**Given information:**
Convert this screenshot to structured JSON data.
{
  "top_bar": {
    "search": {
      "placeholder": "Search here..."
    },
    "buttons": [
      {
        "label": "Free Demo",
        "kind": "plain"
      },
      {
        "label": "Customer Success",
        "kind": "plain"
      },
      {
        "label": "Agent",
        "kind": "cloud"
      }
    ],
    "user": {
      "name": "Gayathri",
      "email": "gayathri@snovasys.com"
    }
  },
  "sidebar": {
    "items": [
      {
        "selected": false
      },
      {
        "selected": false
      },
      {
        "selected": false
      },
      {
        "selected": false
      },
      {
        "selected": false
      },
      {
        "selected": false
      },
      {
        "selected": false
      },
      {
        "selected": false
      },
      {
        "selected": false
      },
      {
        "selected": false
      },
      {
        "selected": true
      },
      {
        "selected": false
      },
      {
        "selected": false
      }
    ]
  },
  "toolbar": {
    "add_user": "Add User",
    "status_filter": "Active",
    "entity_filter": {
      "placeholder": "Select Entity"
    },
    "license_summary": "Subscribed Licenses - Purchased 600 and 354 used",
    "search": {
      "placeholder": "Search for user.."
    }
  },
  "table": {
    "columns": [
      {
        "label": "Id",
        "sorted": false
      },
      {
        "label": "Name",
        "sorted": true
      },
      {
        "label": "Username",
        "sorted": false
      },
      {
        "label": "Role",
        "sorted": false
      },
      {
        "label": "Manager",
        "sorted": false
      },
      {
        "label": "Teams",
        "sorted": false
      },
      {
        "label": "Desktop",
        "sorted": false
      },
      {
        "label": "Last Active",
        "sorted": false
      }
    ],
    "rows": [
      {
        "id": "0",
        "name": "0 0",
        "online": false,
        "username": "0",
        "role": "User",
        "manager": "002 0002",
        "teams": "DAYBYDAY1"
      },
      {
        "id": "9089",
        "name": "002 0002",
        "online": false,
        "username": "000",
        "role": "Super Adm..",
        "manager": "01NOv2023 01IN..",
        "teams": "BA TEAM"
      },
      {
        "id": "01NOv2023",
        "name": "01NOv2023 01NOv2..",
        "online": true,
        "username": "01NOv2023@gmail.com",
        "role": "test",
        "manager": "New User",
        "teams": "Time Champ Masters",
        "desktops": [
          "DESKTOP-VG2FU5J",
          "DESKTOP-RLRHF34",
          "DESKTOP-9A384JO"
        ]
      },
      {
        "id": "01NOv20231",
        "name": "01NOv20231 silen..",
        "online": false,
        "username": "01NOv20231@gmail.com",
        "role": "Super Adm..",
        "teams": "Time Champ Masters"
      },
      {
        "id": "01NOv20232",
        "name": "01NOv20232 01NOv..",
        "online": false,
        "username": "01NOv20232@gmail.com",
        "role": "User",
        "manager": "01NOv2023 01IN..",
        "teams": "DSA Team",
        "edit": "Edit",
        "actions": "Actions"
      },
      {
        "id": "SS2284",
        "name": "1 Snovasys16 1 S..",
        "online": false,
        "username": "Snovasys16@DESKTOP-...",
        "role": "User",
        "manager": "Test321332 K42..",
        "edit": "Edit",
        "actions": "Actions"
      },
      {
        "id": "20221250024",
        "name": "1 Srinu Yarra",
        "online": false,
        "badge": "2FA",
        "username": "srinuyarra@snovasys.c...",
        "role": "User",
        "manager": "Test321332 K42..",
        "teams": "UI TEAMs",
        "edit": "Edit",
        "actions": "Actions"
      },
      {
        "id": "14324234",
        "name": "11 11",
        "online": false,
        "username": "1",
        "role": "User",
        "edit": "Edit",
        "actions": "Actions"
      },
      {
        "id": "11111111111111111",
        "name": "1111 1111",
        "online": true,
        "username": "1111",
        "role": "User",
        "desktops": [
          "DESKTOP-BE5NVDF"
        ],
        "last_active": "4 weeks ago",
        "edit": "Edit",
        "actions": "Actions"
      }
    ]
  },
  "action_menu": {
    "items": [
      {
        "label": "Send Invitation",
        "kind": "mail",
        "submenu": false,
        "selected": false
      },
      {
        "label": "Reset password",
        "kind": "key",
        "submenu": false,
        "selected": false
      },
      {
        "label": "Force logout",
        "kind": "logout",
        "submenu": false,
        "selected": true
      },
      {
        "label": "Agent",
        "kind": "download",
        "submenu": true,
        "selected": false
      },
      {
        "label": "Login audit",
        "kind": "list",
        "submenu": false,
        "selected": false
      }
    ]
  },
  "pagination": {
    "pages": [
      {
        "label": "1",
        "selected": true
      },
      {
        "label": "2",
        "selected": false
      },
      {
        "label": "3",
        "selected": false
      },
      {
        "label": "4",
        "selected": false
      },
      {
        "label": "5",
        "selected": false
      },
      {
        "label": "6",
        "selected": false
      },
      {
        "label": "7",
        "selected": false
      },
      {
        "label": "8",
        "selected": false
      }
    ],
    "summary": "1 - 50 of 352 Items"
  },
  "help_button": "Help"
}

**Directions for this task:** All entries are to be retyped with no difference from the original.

**Completed task:**
Convert this screenshot to structured JSON data.
{
  "top_bar": {
    "search": {
      "placeholder": "Search here..."
    },
    "buttons": [
      {
        "label": "Free Demo",
        "kind": "plain"
      },
      {
        "label": "Customer Success",
        "kind": "plain"
      },
      {
        "label": "Agent",
        "kind": "cloud"
      }
    ],
    "user": {
      "name": "Gayathri",
      "email": "gayathri@snovasys.com"
    }
  },
  "sidebar": {
    "items": [
      {
        "selected": false
      },
      {
        "selected": false
      },
      {
        "selected": false
      },
      {
        "selected": false
      },
      {
        "selected": false
      },
      {
        "selected": false
      },
      {
        "selected": false
      },
      {
        "selected": false
      },
      {
        "selected": false
      },
      {
        "selected": false
      },
      {
        "selected": true
      },
      {
        "selected": false
      },
      {
        "selected": false
      }
    ]
  },
  "toolbar": {
    "add_user": "Add User",
    "status_filter": "Active",
    "entity_filter": {
      "placeholder": "Select Entity"
    },
    "license_summary": "Subscribed Licenses - Purchased 600 and 354 used",
    "search": {
      "placeholder": "Search for user.."
    }
  },
  "table": {
    "columns": [
      {
        "label": "Id",
        "sorted": false
      },
      {
        "label": "Name",
        "sorted": true
      },
      {
        "label": "Username",
        "sorted": false
      },
      {
        "label": "Role",
        "sorted": false
      },
      {
        "label": "Manager",
        "sorted": false
      },
      {
        "label": "Teams",
        "sorted": false
      },
      {
        "label": "Desktop",
        "sorted": false
      },
      {
        "label": "Last Active",
        "sorted": false
      }
    ],
    "rows": [
      {
        "id": "0",
        "name": "0 0",
        "online": false,
        "username": "0",
        "role": "User",
        "manager": "002 0002",
        "teams": "DAYBYDAY1"
      },
      {
        "id": "9089",
        "name": "002 0002",
        "online": false,
        "username": "000",
        "role": "Super Adm..",
        "manager": "01NOv2023 01IN..",
        "teams": "BA TEAM"
      },
      {
        "id": "01NOv2023",
        "name": "01NOv2023 01NOv2..",
        "online": true,
        "username": "01NOv2023@gmail.com",
        "role": "test",
        "manager": "New User",
        "teams": "Time Champ Masters",
        "desktops": [
          "DESKTOP-VG2FU5J",
          "DESKTOP-RLRHF34",
          "DESKTOP-9A384JO"
        ]
      },
      {
        "id": "01NOv20231",
        "name": "01NOv20231 silen..",
        "online": false,
        "username": "01NOv20231@gmail.com",
        "role": "Super Adm..",
        "teams": "Time Champ Masters"
      },
      {
        "id": "01NOv20232",
        "name": "01NOv20232 01NOv..",
        "online": false,
        "username": "01NOv20232@gmail.com",
        "role": "User",
        "manager": "01NOv2023 01IN..",
        "teams": "DSA Team",
        "edit": "Edit",
        "actions": "Actions"
      },
      {
        "id": "SS2284",
        "name": "1 Snovasys16 1 S..",
        "online": false,
        "username": "Snovasys16@DESKTOP-...",
        "role": "User",
        "manager": "Test321332 K42..",
        "edit": "Edit",
        "actions": "Actions"
      },
      {
        "id": "20221250024",
        "name": "1 Srinu Yarra",
        "online": false,
        "badge": "2FA",
        "username": "srinuyarra@snovasys.c...",
        "role": "User",
        "manager": "Test321332 K42..",
        "teams": "UI TEAMs",
        "edit": "Edit",
        "actions": "Actions"
      },
      {
        "id": "14324234",
        "name": "11 11",
        "online": false,
        "username": "1",
        "role": "User",
        "edit": "Edit",
        "actions": "Actions"
      },
      {
        "id": "11111111111111111",
        "name": "1111 1111",
        "online": true,
        "username": "1111",
        "role": "User",
        "desktops": [
          "DESKTOP-BE5NVDF"
        ],
        "last_active": "4 weeks ago",
        "edit": "Edit",
        "actions": "Actions"
      }
    ]
  },
  "action_menu": {
    "items": [
      {
        "label": "Send Invitation",
        "kind": "mail",
        "submenu": false,
        "selected": false
      },
      {
        "label": "Reset password",
        "kind": "key",
        "submenu": false,
        "selected": false
      },
      {
        "label": "Force logout",
        "kind": "logout",
        "submenu": false,
        "selected": true
      },
      {
        "label": "Agent",
        "kind": "download",
        "submenu": true,
        "selected": false
      },
      {
        "label": "Login audit",
        "kind": "list",
        "submenu": false,
        "selected": false
      }
    ]
  },
  "pagination": {
    "pages": [
      {
        "label": "1",
        "selected": true
      },
      {
        "label": "2",
        "selected": false
      },
      {
        "label": "3",
        "selected": false
      },
      {
        "label": "4",
        "selected": false
      },
      {
        "label": "5",
        "selected": false
      },
      {
        "label": "6",
        "selected": false
      },
      {
        "label": "7",
        "selected": false
      },
      {
        "label": "8",
        "selected": false
      }
    ],
    "summary": "1 - 50 of 352 Items"
  },
  "help_button": "Help"
}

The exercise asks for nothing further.